The term vitamin A refers to several different molecules, which are chemically related.
Forms from animal sources are called preformed vitamin A. Carotenoids from plant foods are called provitamin A. Alpha- and beta-carotene are two examples of provitamin A.
Carotenoids must be converted to active forms in the body, and on average have about half the biological activity of an equal amount of preformed vitamin A.
Vitamin A plays a critical role in the chain of chemical reactions that control vision. Night vision and adaptation to low light, is particularly dependent on vitamin A. Other important roles for vitamin A are regulation of gene expression, cell growth, immune function, and red blood cell production. Vitamin A is also important during pregnancy, for cell growth in the fetus.
Because different forms of vitamin A have varying levels of biological activity, vitamin A recommendations are now given in activity units instead of by weight.
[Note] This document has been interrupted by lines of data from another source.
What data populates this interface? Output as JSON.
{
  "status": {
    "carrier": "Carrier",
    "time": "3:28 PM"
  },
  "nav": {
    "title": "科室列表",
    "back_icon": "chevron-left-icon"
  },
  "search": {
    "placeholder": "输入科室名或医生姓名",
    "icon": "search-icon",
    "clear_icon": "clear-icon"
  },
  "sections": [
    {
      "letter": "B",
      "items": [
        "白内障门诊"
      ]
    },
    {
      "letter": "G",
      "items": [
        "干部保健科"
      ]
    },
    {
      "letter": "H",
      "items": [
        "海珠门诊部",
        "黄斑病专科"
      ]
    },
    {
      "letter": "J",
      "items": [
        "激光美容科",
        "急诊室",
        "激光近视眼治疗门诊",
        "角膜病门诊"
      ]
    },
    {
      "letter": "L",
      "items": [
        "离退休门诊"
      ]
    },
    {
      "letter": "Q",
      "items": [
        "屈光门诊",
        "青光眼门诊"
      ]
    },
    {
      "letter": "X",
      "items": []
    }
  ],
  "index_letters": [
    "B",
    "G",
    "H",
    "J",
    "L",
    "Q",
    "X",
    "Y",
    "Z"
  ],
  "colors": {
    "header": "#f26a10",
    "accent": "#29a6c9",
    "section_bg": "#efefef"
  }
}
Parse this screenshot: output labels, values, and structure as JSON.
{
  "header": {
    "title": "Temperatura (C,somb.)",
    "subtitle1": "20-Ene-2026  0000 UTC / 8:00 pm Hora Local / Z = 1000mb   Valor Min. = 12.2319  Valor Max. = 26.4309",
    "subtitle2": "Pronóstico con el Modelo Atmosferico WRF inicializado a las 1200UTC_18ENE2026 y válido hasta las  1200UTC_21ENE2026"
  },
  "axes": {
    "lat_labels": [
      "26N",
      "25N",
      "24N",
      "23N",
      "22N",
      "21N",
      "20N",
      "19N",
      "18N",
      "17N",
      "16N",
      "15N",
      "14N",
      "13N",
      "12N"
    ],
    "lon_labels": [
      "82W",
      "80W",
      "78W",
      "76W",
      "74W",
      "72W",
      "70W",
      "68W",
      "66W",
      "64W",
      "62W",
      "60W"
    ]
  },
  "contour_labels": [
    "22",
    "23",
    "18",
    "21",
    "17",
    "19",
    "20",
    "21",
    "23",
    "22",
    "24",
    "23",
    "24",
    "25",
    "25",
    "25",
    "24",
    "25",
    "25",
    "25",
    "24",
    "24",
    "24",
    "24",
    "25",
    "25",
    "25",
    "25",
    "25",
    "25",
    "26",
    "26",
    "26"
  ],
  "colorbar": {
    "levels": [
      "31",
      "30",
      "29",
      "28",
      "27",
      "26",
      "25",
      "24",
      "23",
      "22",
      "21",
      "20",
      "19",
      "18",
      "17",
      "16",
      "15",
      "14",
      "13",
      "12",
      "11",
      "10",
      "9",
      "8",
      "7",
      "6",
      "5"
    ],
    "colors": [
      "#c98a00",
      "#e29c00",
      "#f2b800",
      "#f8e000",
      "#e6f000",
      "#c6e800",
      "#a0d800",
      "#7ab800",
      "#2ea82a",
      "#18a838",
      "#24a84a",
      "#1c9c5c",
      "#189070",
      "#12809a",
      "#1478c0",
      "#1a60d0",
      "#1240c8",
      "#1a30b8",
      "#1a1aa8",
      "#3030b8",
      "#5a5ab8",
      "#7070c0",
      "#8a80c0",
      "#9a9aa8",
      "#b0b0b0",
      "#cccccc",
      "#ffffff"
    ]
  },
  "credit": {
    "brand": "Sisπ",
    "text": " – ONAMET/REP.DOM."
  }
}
These units are called Retinol Activity Equivalents, or RAE. For example, 1 microgram of carotene might only equal half as many RAEs as 1 microgram of preformed vitamin A from chicken livers.
Recommended Dietary Allowances for Vitamin A (RAE)
Which Foods Have Vitamin A?
Plant foods contain provitamin A carotenes, while animal foods contain preformed vitamin A.
Winter squash, such as butternut
Dark green lettuce
Sweet red peppers
Ready-to-eat cereals are usually fortified with varying amounts of vitamin A.
What Happens If You Don’t Get Enough Vitamin A?
Vitamin A deficiency is a leading cause of blindness in developing countries, where high vitamin A foods are less available. In the US and developed countries, this severe problem is rarely seen, but mild deficiency can cause damage to the eye.
Vitamin A deficiency can aggravate other nutrition deficiencies, such as iron. And some nutritional deficiencies can have a negative impact on vitamin A status. For example, zinc deficiency decreases production of the protein that carries vitamin A in the blood.
Because vitamin A is important to immune function, deficiency is associated with higher rates of lung disease and diarrhea, especially in children in developing countries. Vitamin A deficiency during pregnancy can cause birth defects, due to the vitamin’s important role in regulating cell growth and differentiation.
But excess vitamin A can also cause birth defects, so pregnant women should avoid high intake of preformed vitamin from food and supplements.
Vitamin A is fat soluble, so excess amounts are stored in the liver. Toxicity is more often caused by excess intake from supplements. In one well known case, although polar bear liver eaten by Arctic explorers was responsible for vitamin A toxicity.
Other symptoms of toxicity include headache, dizziness, skin irritation and increase risk for bone fractures due to bone demineralization. The provitamin A carotenoids in plants are not known to be toxic, although high intake of these foods can give skin an orange tint.